_PROBLEM TO SOLVE:_
Send back the entries below exactly as they appear.

[Items from an interface collection]
▼▼▼
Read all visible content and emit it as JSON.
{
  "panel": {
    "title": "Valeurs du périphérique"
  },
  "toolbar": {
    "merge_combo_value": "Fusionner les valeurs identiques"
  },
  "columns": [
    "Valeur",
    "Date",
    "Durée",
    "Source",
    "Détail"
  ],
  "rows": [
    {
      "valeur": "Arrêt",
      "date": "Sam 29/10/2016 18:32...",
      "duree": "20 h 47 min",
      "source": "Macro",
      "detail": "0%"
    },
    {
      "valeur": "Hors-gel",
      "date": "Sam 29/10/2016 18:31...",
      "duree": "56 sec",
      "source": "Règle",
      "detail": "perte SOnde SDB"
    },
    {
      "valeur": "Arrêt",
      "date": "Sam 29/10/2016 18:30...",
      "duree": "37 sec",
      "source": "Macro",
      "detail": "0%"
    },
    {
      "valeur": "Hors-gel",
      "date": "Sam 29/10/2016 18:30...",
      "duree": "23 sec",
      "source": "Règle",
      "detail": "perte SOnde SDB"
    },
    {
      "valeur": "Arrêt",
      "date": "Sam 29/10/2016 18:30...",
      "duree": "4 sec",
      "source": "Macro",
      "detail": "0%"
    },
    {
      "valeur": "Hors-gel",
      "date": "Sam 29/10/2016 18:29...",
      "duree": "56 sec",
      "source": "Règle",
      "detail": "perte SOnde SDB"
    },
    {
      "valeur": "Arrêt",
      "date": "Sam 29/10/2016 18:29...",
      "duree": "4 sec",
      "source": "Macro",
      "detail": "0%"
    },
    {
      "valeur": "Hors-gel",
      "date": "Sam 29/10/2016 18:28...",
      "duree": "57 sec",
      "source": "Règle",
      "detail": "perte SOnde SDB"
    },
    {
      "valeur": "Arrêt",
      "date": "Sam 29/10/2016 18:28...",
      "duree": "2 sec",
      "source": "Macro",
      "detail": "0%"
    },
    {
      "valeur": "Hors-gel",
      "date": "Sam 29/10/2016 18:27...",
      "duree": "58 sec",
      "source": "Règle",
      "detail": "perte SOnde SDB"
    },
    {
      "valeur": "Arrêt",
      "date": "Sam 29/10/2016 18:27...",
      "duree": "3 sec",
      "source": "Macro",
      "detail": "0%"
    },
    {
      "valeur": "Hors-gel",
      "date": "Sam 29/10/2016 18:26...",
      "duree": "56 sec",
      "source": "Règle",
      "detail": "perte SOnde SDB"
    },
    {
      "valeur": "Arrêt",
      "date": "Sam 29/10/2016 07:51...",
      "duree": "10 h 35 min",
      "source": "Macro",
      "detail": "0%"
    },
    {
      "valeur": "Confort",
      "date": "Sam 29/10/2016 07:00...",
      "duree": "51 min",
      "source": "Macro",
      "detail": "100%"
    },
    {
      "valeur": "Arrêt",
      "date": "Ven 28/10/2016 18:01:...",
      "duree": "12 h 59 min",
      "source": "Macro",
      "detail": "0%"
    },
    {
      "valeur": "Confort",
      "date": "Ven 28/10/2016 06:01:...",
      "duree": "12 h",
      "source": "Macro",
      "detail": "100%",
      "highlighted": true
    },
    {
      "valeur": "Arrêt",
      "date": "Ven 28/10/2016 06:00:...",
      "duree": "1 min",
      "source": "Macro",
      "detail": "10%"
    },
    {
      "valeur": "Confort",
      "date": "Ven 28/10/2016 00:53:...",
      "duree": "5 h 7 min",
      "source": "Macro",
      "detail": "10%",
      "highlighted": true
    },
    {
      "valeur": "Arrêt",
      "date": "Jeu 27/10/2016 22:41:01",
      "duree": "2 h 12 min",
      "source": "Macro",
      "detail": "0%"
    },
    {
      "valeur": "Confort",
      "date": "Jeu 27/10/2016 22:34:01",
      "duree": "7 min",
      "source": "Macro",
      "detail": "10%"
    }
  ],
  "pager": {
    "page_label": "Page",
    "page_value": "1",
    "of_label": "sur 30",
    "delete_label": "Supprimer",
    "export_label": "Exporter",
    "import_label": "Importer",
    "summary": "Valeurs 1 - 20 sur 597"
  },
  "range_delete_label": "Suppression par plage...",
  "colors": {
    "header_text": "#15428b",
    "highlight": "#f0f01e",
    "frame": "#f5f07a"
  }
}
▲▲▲
_WRITTEN RESPONSE:_
Read all visible content and emit it as JSON.
{
  "panel": {
    "title": "Valeurs du périphérique"
  },
  "toolbar": {
    "merge_combo_value": "Fusionner les valeurs identiques"
  },
  "columns": [
    "Valeur",
    "Date",
    "Durée",
    "Source",
    "Détail"
  ],
  "rows": [
    {
      "valeur": "Arrêt",
      "date": "Sam 29/10/2016 18:32...",
      "duree": "20 h 47 min",
      "source": "Macro",
      "detail": "0%"
    },
    {
      "valeur": "Hors-gel",
      "date": "Sam 29/10/2016 18:31...",
      "duree": "56 sec",
      "source": "Règle",
      "detail": "perte SOnde SDB"
    },
    {
      "valeur": "Arrêt",
      "date": "Sam 29/10/2016 18:30...",
      "duree": "37 sec",
      "source": "Macro",
      "detail": "0%"
    },
    {
      "valeur": "Hors-gel",
      "date": "Sam 29/10/2016 18:30...",
      "duree": "23 sec",
      "source": "Règle",
      "detail": "perte SOnde SDB"
    },
    {
      "valeur": "Arrêt",
      "date": "Sam 29/10/2016 18:30...",
      "duree": "4 sec",
      "source": "Macro",
      "detail": "0%"
    },
    {
      "valeur": "Hors-gel",
      "date": "Sam 29/10/2016 18:29...",
      "duree": "56 sec",
      "source": "Règle",
      "detail": "perte SOnde SDB"
    },
    {
      "valeur": "Arrêt",
      "date": "Sam 29/10/2016 18:29...",
      "duree": "4 sec",
      "source": "Macro",
      "detail": "0%"
    },
    {
      "valeur": "Hors-gel",
      "date": "Sam 29/10/2016 18:28...",
      "duree": "57 sec",
      "source": "Règle",
      "detail": "perte SOnde SDB"
    },
    {
      "valeur": "Arrêt",
      "date": "Sam 29/10/2016 18:28...",
      "duree": "2 sec",
      "source": "Macro",
      "detail": "0%"
    },
    {
      "valeur": "Hors-gel",
      "date": "Sam 29/10/2016 18:27...",
      "duree": "58 sec",
      "source": "Règle",
      "detail": "perte SOnde SDB"
    },
    {
      "valeur": "Arrêt",
      "date": "Sam 29/10/2016 18:27...",
      "duree": "3 sec",
      "source": "Macro",
      "detail": "0%"
    },
    {
      "valeur": "Hors-gel",
      "date": "Sam 29/10/2016 18:26...",
      "duree": "56 sec",
      "source": "Règle",
      "detail": "perte SOnde SDB"
    },
    {
      "valeur": "Arrêt",
      "date": "Sam 29/10/2016 07:51...",
      "duree": "10 h 35 min",
      "source": "Macro",
      "detail": "0%"
    },
    {
      "valeur": "Confort",
      "date": "Sam 29/10/2016 07:00...",
      "duree": "51 min",
      "source": "Macro",
      "detail": "100%"
    },
    {
      "valeur": "Arrêt",
      "date": "Ven 28/10/2016 18:01:...",
      "duree": "12 h 59 min",
      "source": "Macro",
      "detail": "0%"
    },
    {
      "valeur": "Confort",
      "date": "Ven 28/10/2016 06:01:...",
      "duree": "12 h",
      "source": "Macro",
      "detail": "100%",
      "highlighted": true
    },
    {
      "valeur": "Arrêt",
      "date": "Ven 28/10/2016 06:00:...",
      "duree": "1 min",
      "source": "Macro",
      "detail": "10%"
    },
    {
      "valeur": "Confort",
      "date": "Ven 28/10/2016 00:53:...",
      "duree": "5 h 7 min",
      "source": "Macro",
      "detail": "10%",
      "highlighted": true
    },
    {
      "valeur": "Arrêt",
      "date": "Jeu 27/10/2016 22:41:01",
      "duree": "2 h 12 min",
      "source": "Macro",
      "detail": "0%"
    },
    {
      "valeur": "Confort",
      "date": "Jeu 27/10/2016 22:34:01",
      "duree": "7 min",
      "source": "Macro",
      "detail": "10%"
    }
  ],
  "pager": {
    "page_label": "Page",
    "page_value": "1",
    "of_label": "sur 30",
    "delete_label": "Supprimer",
    "export_label": "Exporter",
    "import_label": "Importer",
    "summary": "Valeurs 1 - 20 sur 597"
  },
  "range_delete_label": "Suppression par plage...",
  "colors": {
    "header_text": "#15428b",
    "highlight": "#f0f01e",
    "frame": "#f5f07a"
  }
}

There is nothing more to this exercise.